▶ Aim of the task
A single figure is wanted: the count of lines below containing the string "icon".

*** Opening of The records ***

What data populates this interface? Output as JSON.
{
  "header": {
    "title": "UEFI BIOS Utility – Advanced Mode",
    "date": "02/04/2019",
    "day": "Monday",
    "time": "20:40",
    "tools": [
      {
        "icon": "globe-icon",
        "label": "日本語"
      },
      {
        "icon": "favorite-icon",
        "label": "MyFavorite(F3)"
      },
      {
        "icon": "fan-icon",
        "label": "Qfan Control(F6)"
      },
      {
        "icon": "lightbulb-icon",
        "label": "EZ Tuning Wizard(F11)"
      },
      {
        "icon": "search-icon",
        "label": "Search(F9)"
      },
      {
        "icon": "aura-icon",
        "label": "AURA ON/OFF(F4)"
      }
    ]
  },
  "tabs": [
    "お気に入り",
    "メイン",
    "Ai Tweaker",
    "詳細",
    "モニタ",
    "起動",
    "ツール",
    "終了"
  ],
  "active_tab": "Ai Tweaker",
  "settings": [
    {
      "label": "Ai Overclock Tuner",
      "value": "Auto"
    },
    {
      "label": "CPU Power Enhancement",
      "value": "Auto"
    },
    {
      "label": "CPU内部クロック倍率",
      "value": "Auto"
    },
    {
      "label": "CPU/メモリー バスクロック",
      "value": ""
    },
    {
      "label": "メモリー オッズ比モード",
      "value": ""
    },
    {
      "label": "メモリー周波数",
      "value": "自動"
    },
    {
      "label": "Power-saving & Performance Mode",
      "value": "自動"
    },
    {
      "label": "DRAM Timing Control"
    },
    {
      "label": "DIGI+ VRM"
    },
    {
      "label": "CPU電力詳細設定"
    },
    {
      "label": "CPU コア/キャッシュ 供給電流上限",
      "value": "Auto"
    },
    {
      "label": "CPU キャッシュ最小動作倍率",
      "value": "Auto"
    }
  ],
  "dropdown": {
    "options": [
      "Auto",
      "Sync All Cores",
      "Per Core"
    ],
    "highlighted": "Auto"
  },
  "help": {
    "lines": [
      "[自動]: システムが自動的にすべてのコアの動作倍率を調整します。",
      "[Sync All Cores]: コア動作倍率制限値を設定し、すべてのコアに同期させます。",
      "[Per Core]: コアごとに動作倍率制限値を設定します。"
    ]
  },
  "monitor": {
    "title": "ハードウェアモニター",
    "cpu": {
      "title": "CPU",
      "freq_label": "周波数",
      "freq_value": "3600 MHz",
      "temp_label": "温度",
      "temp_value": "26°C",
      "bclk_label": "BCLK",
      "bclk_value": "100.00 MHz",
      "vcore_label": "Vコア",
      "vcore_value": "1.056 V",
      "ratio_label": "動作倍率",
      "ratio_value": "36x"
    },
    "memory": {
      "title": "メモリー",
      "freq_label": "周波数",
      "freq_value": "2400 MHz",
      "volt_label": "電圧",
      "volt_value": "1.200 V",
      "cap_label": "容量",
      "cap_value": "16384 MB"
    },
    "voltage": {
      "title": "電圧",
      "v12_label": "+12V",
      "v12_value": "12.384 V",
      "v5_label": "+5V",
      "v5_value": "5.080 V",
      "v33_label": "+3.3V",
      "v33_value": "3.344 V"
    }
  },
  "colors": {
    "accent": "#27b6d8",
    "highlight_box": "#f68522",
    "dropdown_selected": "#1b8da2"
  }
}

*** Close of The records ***

▶ Problem solution
6